"Marketing is the tax you pay for being unremarkable,” according to Robert Stevens, founder of Geek Squad.
What does this mean?
The quality of a customer’s experience is what happens relative to what they expected to happen. It drives profitability, retention, acquisition through word of mouth.
What they expected to happen is driven by all communications from the brand, not least any marketing you use to reach out to customers and non-customers. And of course what people say: staff and other customers.
So marketing drives quality of customer experience just as much as what happens at contact points (such as retail, online, van driver and contact centres) drives quality of customer experience.
If you over-promise through your marketing relative to the experience you can deliver, you damage experience. (See A)
An over- or under-promise is relative to what you can actually deliver at the point of contact. So the two are interdependent.
This also also applies to volume - if you drive too much volume into the business through over-marketing, then operations fail and experience suffers. Likewise if you under-deliver to an idle operation, it's not economic.
Do you believe that excellent customer experience drives word of mouth, AKA free effective marketing? If so, you have a reinforcing feedback loop to add to the diagram.
So the less you over-promise and the more you over-deliver, the more free marketing you get and the less you need to spend on marketing. (See B)
QED marketing spend should be zero in a company delivering perfectly brilliant experiences. Anything else spent on marketing is a tax on being unremarkable.
The knack in an imperfect world is to balance off the budgets of marketing and delivery - spending interlinked between the two. (See C)
A great example might be the case of Autoglass I looked at a few years ago where they throttled TV and radio advertising according to where there was capacity in the network to deliver the service, whilst matching the ability to answer the required number of calls.
Sit down both your marketing and customer management and they will debate and agree on the interdependencies. But will they act that way?
Look at the incentives, formal and informal. Align them to what you want to happen, e.g. matching leads to sales capacity; e.g. communicating what happens not what they think ought to happen; e.g. putting in place adequate capacity and delivering on the promises agreed.
It’s not rocket science.
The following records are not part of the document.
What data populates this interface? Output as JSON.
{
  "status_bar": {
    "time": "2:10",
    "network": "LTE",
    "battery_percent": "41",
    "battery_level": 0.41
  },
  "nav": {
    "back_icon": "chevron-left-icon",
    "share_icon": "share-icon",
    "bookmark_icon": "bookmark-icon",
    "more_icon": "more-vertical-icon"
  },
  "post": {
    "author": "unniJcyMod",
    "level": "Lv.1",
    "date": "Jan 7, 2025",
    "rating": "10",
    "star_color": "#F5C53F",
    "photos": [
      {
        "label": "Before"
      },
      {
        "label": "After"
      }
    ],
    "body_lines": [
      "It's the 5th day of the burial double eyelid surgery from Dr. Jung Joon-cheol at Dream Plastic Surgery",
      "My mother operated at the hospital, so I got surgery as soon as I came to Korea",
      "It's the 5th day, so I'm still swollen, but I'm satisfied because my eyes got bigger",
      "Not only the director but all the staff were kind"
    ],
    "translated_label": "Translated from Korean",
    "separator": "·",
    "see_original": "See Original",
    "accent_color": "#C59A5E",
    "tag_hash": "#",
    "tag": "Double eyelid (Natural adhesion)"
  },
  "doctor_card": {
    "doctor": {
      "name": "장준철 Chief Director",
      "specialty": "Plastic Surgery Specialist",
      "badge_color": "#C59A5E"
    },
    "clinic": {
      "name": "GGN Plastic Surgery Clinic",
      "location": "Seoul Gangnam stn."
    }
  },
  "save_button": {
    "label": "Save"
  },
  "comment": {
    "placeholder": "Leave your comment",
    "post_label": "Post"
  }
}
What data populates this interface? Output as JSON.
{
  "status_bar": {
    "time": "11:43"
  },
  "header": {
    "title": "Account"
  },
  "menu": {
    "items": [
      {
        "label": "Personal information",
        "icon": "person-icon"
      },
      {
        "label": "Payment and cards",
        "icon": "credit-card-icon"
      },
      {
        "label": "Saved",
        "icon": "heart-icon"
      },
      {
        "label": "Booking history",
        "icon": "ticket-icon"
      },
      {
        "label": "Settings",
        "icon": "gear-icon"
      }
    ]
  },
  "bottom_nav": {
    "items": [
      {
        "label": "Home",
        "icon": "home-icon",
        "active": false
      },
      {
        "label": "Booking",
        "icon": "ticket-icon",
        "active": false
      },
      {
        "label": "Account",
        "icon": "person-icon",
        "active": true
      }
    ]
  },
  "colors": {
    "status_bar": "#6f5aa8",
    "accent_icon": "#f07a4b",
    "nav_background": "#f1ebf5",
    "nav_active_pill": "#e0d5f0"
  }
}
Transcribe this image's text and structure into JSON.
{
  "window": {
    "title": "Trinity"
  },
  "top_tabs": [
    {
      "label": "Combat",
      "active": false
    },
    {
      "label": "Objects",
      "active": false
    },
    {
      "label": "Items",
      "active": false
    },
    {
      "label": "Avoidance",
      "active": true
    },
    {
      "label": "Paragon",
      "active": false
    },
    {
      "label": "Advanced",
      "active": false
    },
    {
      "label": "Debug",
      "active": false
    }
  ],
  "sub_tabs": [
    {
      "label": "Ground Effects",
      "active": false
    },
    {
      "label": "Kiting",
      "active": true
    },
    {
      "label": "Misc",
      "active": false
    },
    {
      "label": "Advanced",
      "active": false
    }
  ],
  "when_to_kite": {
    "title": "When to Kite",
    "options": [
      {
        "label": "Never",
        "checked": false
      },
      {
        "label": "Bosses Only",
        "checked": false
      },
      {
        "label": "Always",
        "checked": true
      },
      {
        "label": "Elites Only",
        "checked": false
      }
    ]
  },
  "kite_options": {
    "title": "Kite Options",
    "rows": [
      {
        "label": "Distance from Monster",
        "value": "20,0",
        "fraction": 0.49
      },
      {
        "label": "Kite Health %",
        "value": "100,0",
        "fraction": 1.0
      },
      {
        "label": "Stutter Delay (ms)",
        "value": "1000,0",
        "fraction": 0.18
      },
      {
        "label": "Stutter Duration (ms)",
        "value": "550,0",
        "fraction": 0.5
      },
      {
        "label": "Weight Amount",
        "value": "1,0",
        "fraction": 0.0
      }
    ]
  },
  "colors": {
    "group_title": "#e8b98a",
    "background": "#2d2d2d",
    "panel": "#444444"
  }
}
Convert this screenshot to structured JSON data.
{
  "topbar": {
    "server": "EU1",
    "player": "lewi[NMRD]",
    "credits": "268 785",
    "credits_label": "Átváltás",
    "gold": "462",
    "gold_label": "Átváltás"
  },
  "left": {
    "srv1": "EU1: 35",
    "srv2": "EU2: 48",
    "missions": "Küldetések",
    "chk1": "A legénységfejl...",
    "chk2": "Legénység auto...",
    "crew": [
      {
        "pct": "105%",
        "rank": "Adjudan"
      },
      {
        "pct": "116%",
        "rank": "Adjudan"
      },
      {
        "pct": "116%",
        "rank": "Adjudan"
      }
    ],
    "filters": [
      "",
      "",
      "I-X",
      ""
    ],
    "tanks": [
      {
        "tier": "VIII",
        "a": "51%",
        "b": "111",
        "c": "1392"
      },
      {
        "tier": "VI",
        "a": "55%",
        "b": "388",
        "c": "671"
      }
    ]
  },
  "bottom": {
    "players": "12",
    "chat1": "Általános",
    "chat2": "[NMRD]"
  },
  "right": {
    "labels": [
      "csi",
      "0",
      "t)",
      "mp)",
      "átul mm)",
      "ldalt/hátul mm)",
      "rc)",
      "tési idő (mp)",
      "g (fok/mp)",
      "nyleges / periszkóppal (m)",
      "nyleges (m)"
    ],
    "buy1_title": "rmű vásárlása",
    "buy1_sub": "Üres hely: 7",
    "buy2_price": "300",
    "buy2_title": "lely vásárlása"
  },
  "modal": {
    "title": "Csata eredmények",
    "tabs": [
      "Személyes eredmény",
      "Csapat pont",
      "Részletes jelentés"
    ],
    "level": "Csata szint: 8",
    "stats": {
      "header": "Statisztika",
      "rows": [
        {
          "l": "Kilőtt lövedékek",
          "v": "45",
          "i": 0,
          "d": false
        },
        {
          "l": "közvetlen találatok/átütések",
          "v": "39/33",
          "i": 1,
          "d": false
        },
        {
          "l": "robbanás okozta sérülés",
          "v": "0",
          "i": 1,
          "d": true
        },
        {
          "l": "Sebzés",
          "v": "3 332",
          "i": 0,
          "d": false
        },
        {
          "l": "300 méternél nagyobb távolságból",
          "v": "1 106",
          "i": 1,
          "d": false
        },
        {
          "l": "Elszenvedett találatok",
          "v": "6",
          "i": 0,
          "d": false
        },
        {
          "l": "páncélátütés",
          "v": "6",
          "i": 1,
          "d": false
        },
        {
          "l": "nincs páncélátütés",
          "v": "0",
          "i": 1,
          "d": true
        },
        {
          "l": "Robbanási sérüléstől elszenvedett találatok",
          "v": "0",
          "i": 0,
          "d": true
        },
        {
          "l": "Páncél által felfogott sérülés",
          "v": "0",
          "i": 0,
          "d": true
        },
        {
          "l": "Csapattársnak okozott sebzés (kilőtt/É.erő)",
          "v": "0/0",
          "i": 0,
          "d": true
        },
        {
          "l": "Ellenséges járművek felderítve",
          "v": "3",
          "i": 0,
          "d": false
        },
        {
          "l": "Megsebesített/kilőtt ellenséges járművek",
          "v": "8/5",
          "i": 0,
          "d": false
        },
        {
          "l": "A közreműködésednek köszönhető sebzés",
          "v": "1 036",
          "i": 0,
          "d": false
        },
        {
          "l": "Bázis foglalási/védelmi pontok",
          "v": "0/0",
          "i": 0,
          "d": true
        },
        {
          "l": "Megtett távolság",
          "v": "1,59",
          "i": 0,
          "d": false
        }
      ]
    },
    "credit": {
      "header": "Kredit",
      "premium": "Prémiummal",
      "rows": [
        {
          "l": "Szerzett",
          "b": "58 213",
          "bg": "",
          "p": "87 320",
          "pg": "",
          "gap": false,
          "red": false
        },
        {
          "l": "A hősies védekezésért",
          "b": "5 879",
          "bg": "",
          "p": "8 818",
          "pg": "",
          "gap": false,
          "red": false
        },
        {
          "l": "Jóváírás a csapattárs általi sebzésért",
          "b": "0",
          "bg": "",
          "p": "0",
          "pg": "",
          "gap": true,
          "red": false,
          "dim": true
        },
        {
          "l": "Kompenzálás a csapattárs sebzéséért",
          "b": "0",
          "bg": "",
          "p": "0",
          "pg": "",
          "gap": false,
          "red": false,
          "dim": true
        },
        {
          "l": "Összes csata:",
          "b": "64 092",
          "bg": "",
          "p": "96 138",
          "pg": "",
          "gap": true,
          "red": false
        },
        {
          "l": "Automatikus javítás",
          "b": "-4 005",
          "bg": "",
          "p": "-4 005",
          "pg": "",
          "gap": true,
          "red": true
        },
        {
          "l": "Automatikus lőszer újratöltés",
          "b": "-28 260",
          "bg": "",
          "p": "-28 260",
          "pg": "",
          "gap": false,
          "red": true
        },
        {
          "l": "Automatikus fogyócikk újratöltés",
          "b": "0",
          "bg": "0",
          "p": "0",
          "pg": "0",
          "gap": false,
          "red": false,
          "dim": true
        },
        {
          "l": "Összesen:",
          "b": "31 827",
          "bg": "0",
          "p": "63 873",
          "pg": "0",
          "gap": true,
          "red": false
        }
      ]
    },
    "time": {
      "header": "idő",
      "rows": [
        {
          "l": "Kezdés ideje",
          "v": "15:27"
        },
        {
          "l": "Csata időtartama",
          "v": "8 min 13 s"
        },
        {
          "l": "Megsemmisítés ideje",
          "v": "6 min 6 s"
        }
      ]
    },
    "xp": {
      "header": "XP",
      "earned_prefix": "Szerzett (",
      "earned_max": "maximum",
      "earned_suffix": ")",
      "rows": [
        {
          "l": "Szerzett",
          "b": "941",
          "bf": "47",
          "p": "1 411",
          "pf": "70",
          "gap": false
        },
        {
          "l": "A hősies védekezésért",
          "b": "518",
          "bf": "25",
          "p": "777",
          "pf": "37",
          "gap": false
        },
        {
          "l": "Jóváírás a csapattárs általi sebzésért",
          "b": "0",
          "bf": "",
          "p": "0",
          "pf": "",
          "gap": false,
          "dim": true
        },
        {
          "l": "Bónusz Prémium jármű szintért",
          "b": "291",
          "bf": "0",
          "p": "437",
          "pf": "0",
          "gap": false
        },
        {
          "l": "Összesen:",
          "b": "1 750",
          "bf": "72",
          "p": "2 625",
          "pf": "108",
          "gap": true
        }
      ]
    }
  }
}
But you have to do the maths.
Peter Massey is CEO of customer experience specialist Budd and can be contacted via www.budd.uk.com.